by Samuel French
Students, business people, parents: so many of us rely on a rich cup of coffee to get through the day (or night). The drink is a staple of cultures worldwide, but there's more to your morning hazelnut latte than meets the eye.
Here are a few things you might never have known about the effects, history, and culture of coffee around the world.
Ever had one cup too many and got the shakes? Perhaps you've ordered an unfamiliar blend and discovered it's twice as strong as usual. There's no “final” answer to how much caffeine in a cup of coffee– it depends on the bean and the extraction method. Still, the more you know, the more prepared you'll be for the caffeine dose you'll experience.
What many people don't realize is that pound-for-pound coffee beans contain only about ⅓ of the caffeine found in tea leaves. As any good barista will tell you, the difference is in the preparation.
Hotter water is used for extraction in coffee, which draws out more caffeine. You'll also use a higher volume of beans than tea leaves - don't underestimate the humble tea plant. Tea might seem like the quiet cousin, but coffee is pretty mild by comparison.
The beans or berries from this plant contain a chemical called caffeine, which provides the energizing effect that became the plant's primary use. Legend has it that this was discovered by a 9th-Century Ethiopian goatherd called Kaldi, whose goats wouldn't settle down when they ate the berries. Kaldi gave them a try and the rest is (possibly) history.
While the tree originates from Ethiopia, it wasn't until Arabic peoples started importing it around the 15th Century that it's known to have been consumed and cultivated as a stimulant. They were noted as the first to discover the benefits it held. During this time, the importers prevented the planting of these beans globally by boiling them before trading them. This kept them a high commodity and created high value for the plant.
Today, coffee is ubiquitous in casual and business cultures across the West. However, Arabic cultures discovered that it was an aid to lengthy discussions centuries before it became popular in the UK's early coffee houses.
Whether it was used in religious discussions, political debates, or informal catch-ups, the drink became central to all kinds of conversations across the Middle East.
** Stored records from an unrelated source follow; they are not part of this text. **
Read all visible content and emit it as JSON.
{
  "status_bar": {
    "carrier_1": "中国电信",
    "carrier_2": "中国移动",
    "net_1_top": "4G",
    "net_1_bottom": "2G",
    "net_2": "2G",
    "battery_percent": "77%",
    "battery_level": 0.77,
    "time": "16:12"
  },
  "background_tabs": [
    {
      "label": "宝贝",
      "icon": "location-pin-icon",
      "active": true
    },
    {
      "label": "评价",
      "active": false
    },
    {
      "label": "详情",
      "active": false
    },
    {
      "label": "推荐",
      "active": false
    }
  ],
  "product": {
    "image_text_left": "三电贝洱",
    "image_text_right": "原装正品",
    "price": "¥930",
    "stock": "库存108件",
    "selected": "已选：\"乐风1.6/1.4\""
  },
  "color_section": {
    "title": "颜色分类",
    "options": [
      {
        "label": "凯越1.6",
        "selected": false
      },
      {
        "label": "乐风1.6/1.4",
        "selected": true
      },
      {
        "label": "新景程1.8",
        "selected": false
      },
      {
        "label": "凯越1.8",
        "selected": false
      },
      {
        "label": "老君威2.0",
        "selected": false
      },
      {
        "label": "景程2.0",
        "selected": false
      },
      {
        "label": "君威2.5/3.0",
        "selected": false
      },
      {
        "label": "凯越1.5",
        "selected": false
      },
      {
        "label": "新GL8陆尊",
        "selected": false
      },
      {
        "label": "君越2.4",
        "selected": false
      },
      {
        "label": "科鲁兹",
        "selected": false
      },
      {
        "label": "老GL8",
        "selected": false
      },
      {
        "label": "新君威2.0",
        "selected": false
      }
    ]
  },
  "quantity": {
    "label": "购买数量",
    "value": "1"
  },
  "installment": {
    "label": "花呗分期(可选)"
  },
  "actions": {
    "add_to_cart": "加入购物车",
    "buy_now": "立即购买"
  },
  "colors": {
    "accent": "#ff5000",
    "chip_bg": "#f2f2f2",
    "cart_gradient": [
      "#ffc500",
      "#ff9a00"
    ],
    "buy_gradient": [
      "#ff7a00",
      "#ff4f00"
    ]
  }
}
Coffee culture is still deeply entwined in many Arabic cultures today, and migrants from the region have brought this contemplative tradition to the West along with fixtures like shisha cafés.
You might sometimes feel like one more cup of coffee will probably make you see the devil. While this is unlikely, it's not as far from historical uses as you might think.
The drink has been used for religious purposes for many years. Sometimes this was simply aiding concentration during prayer, but its stimulant effects also meant that it was considered an entheogen (something that induces a spiritual state) in some Arabic cultures. Intriguingly, these same stimulant effects saw it banned in other areas.
Looking back, there are many areas that coffee influenced still flourishing within our society. Perhaps you're an all-night student dancing like one of Kaldi's goats after one cup too many. Perhaps you simply enjoy the drink as part of a soothing afternoon social ritual. In any case, you're participating in a rich history every time you take a sip.